“When finishing out those crucial putts, we want to address a common problem that begins as a mental mistake and leads to a physical one,” says Browner. “When we have those short putts, the desire to make the putt outweighs the process of making a good stroke. Golfers tend to stop rocking their shoulders, and they steer the ball in the hole with just hands. This directly leads to problems with clubface direction and speed.”

To remedy these issues, Browner has three drills and tips that will help.

1. The Push Drill

This drill is exactly what it sounds like. Set up to the ball with your putter, and your thought should be to just push the ball toward the hole.
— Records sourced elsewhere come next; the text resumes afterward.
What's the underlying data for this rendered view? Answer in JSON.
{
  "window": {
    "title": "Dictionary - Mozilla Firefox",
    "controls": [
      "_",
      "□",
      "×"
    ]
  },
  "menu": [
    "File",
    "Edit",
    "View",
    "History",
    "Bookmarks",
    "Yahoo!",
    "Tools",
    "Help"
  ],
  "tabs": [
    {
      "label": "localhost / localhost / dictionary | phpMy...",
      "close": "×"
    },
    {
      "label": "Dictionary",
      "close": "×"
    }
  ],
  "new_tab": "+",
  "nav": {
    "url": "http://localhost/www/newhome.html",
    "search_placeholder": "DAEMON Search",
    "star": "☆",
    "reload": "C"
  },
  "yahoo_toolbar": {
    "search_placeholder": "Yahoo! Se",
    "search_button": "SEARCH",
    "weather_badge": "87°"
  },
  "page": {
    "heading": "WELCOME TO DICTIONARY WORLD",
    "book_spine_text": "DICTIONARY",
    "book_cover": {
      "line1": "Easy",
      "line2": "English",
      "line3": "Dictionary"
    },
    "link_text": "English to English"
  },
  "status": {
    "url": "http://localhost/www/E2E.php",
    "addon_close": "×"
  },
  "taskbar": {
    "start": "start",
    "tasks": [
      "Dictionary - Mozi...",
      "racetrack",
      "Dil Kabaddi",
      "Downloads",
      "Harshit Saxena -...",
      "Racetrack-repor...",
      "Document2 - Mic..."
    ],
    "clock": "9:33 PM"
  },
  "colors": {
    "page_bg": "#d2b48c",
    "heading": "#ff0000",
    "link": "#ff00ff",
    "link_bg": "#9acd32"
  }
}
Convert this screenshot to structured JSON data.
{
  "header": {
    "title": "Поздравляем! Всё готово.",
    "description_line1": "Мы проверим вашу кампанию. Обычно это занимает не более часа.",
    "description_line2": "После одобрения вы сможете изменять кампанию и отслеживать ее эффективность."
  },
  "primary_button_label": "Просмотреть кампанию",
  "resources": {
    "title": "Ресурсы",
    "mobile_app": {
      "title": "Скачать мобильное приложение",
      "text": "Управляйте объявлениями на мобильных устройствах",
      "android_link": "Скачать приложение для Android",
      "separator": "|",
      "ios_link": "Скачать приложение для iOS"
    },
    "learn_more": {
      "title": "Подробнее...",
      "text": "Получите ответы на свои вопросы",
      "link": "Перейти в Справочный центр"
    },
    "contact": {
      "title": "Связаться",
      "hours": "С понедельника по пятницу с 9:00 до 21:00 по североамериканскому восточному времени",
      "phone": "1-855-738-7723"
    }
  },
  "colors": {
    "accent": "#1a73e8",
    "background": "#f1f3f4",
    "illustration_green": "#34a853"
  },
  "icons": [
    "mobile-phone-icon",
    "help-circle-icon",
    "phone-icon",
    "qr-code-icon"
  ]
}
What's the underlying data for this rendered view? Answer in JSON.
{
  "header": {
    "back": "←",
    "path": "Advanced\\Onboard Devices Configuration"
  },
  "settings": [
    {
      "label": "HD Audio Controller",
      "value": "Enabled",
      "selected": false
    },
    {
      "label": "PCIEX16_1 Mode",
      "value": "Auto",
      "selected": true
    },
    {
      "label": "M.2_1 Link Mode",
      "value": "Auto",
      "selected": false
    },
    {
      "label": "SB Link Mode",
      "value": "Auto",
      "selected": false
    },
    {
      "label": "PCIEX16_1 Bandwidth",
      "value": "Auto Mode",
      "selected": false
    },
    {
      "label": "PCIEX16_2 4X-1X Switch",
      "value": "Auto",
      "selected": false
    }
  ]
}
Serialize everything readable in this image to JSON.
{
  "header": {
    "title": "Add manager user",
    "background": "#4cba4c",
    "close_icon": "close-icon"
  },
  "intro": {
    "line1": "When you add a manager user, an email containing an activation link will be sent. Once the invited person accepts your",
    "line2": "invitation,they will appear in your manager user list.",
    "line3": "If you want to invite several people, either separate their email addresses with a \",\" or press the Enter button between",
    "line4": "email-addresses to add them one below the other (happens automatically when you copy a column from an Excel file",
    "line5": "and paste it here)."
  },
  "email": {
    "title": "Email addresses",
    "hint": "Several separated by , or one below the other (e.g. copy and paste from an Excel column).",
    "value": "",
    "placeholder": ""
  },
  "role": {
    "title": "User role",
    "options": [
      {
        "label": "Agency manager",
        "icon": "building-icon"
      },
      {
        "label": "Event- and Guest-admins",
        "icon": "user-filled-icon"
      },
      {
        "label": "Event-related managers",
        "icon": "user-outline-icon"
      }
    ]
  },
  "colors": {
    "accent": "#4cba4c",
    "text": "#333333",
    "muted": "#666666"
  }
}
Don’t take any backswing. “This drill forces the golfer to move their body as a unit to finish the stroke and not just with your hands,” says Browner.

2. Tip: Use Visual Aids

Set up in front of a mirror (you can do this in your house). Or set up on the putting green in a spot where you can see your shadow, and start making strokes. Browner says to focus on making sure they’re complete strokes. “Watch how your shoulders and arms move together into the finish,” says Browner. “Sense what body parts are engaged, and tap into that when you play. This rehearsal can help eradicate that handsy stroke.”

3. Tip: Practice Pressure

Aimlessly putting around the practice green isn’t going to help you when you’re in a match, grinding over a four-footer for bogey to halve the hole. Instead, Browner says to simulate pressure-filled scenarios when you practice. “For example, don’t let yourself leave the green until you’ve made five consecutive four-footers in a row,” says Browner. “Any form of pressure that you can add will help you feel more at ease in those situations on the course.”


How to correct your slice in golf

Written by Golfweek

Dealing with a slice can be one of the most frustrating aspects of golf for amateurs. The banana ball flight off the tee makes it difficult to keep the ball in play and can drastically reduce the ball flight.

Here are a few tips to help eliminate your pesky slice and hit it further and straighter off the tee.

The grip

This is often the first thing that goes wrong and can lead to a big slice. In order to properly grip the golf club, right-handed players should take the club first in their left hand and grip it mostly with their fingers. With the clubface on the ground, turn your left hand until two knuckles are visible and form a “V” shape with your left index finger and thumb. Place your right hand over the left and create the same “V” shape with your right index finger and thumb, pointing to your right shoulder.

The Setup

Start with the ball teed up and placed just off the inside of your front foot. Place your head a few inches behind the ball. This will help create an upward strike off the tee rather than a downward strike. When the club makes contact at a downward angle it can create a lot more spin and take away distance, leading to that big slice. Your shoulders should also have a natural tilt due to your head placement behind the ball.

The swing

Using that shoulder tilt from setup, rotate your shoulders and bring the club back until your left shoulder is underneath your chin. This will allow you to complete an inside-outside swing path. A big slice is often the result of an outside-inside swing path, which feels like it should cause the ball to go left but creates the opposite effect. For the proper inside-outside swingpath, picture hitting the ball to the opposite field in baseball or softball.

The Clubface

One of the biggest contributing factors to a slice is an open clubface. Once you’re swinging on an inside-outside path, slightly rotate the toe of the club over the heel while swinging through impact. This will square the clubface at impact and help produce the proper ball flight.


Source: Golfweek